And my other favourite was the woman in front of us. She was clearly a fan, and I think it's great that fans would want to show up at the funeral to show their respect. However, is it really respect when you also sneak your camcorder into the service? First she pulls out these huge black binoculars so she can check out the people in the choir. (There were large screens around the church, so everyone could see everything.). Then she pulls out a camcorder and starts recording her favourite parts of the service. Unbelievable! We joked about it after, wondering where the video will show up first: YouTube or Ebay?
But all that aside, there was definitely...
The Good Stuff: I have never experienced a more joyful funeral than I did today. I've attended more funerals than most people - many as a singer, and far too many as a friend. Most of the funerals I've attended have focused on comforting the grieving and celebrating a life lived. (I'm struggling with the right way to say this, because I don't think one way is better than the other) Today's service focused on a celebration, not just of Dottie's life lived, but of the new life she is living today. It was a joyful expression of salvation, God's grace, and life everlasting given to us by Jesus. There was applause, singing, and shouts of praise.
Some of my favourite moments:
- We opened with prayer for those hurt in the accident that were unable to attend the funeral - a wonderful and generous way to start things off.
- Barbara Mandrell spoke about Dottie's gracious and generous approach to people; how she shunned praise, and always turned the attention towards other people.
- The "Choir of the Artists" was directed by Bill Gaither, and it really was great. They had a band to supplement the tracks, and performed 2 full sets of songs. Soloists would take verses with the choir on the choruses, and on most songs, there were several reprises of the chorus. (Did I mention the service was almost 3 hours long?) In all, 17 of Miss Dottie's songs were performed. What a legacy!

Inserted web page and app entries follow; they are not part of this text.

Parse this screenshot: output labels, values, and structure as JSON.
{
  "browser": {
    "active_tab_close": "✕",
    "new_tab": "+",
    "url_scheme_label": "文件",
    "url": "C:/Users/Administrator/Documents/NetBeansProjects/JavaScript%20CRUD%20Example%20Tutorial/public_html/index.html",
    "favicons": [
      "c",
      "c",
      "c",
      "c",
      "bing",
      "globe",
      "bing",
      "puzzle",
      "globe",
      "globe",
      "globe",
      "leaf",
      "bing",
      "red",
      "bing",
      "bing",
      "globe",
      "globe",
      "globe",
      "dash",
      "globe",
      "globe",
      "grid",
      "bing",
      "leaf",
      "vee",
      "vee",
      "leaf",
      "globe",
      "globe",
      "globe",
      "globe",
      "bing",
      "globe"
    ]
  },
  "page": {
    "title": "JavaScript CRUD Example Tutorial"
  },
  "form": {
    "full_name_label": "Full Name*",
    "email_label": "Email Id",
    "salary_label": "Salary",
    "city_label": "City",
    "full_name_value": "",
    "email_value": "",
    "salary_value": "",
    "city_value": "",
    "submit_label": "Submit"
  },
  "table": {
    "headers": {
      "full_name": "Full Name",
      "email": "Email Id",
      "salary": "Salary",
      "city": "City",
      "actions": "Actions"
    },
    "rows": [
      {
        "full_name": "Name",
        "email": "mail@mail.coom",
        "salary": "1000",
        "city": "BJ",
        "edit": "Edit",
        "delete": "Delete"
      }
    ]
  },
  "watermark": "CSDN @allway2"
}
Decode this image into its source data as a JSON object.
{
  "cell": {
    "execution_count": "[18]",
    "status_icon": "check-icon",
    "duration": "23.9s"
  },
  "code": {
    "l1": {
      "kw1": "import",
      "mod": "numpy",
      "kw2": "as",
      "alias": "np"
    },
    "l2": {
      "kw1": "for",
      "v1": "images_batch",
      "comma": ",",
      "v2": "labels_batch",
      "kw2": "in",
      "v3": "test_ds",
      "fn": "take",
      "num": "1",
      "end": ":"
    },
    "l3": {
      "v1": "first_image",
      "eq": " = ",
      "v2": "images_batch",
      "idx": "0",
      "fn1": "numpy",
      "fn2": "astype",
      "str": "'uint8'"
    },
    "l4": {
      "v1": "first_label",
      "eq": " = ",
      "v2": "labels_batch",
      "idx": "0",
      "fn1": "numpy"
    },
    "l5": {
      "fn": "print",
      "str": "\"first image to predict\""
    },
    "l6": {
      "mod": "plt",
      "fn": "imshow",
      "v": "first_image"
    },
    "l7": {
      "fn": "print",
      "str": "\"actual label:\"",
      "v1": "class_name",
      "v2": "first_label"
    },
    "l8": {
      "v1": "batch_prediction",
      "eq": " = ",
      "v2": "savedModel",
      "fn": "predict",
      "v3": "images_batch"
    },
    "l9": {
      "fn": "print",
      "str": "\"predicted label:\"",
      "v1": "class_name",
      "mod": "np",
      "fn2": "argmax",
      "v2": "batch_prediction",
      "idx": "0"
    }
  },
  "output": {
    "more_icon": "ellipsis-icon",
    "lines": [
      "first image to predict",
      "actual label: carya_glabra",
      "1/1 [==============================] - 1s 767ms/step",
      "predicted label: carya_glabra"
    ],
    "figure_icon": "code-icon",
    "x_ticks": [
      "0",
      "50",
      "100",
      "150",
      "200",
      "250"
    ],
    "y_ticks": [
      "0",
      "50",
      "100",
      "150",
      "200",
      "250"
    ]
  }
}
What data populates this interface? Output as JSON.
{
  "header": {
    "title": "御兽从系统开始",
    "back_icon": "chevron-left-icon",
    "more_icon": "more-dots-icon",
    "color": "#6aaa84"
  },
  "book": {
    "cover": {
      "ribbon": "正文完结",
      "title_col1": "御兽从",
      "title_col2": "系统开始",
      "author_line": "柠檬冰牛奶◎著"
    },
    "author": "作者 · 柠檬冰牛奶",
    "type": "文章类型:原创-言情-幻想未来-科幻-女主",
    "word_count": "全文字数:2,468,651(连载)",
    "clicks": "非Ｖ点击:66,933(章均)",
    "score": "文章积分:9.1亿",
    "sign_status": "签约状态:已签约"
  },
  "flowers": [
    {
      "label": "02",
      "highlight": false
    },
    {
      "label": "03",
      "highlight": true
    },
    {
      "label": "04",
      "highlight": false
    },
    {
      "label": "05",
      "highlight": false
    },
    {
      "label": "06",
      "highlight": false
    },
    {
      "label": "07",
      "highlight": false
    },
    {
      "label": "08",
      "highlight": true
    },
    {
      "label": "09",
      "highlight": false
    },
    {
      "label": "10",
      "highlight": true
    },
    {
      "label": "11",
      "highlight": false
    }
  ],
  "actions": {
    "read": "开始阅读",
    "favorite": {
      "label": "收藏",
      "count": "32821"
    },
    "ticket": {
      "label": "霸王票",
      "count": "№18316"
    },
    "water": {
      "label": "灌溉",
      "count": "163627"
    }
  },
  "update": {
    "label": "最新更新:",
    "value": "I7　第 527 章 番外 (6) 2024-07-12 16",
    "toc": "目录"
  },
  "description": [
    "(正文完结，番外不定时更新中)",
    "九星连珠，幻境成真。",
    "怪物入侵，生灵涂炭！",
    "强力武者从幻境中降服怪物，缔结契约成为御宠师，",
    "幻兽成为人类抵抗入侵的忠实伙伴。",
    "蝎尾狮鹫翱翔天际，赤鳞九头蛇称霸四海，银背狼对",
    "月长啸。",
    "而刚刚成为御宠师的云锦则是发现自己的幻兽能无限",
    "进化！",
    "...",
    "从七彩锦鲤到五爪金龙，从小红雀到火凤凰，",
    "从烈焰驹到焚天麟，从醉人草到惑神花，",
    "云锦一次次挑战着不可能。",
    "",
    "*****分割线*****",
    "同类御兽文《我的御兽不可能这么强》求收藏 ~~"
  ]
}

- Ben sang the solo on "Sheltered in the Arms of God". We all know what that song means to me, and this was the most emotional part of the service for me.
- The Voices of Lee sang "He Looked Beyond my Fault" - amazing!!!!
- "I Go to the Rock" had at least 4 full reprises on a double chorus, and another reprise at the end of the service. Truly, I have never attended a funeral where people where standing, clapping, swaying, and cheering. In some moments I didn't quite know what to think of it all, but I also found it to be incredibly wonderful too.
- The Isaacs sang "Mamma's Teaching Angels How to Sing" - stunning!!!
- A bishop read messages from Lily Tomlin, Bishop T.D. Jakes, and said there have been letters from all levels of government. The president sent a flag which was flown over the White House on Mother's Day.
- Lulu Roman sang "I Will Glory in the Cross". Lulu, Dottie, and Naomi Sego had been touring together as The Golden Girls of Gospel. Lulu sounded wonderful - her voice was strong, and her performance was a genuine gift to her friend.
- The Crabb Family sang "I've Never Been This Homesick Before". Again, more standing, clapping, swaying...
- Gloria Gaither gave a short speech where she tied together many of Dottie's own lyrics to celebrate her arrival in Heaven. Wonderful! (of course!)
- Sandi Patty gave us the finale with "We Shall Behold Him". It was gorgeous and powerful, and a fitting way to end the service.
As the family, choir, and pastors filed out, the pianist started to improvise, and ended up playing "I Go to the Rock". The choir and congregation, as if on cue, started to sing along again. It really was pretty amazing for me. Not just for the incredible display of talent, not just for the important guests and the impressive accolades - It amazed me that even in grief, the focus of this service was "joy". Joy for a life lived, joy for a legacy of music, and joy that, one day, we will all sing these same songs, gazing on the face of our Lord.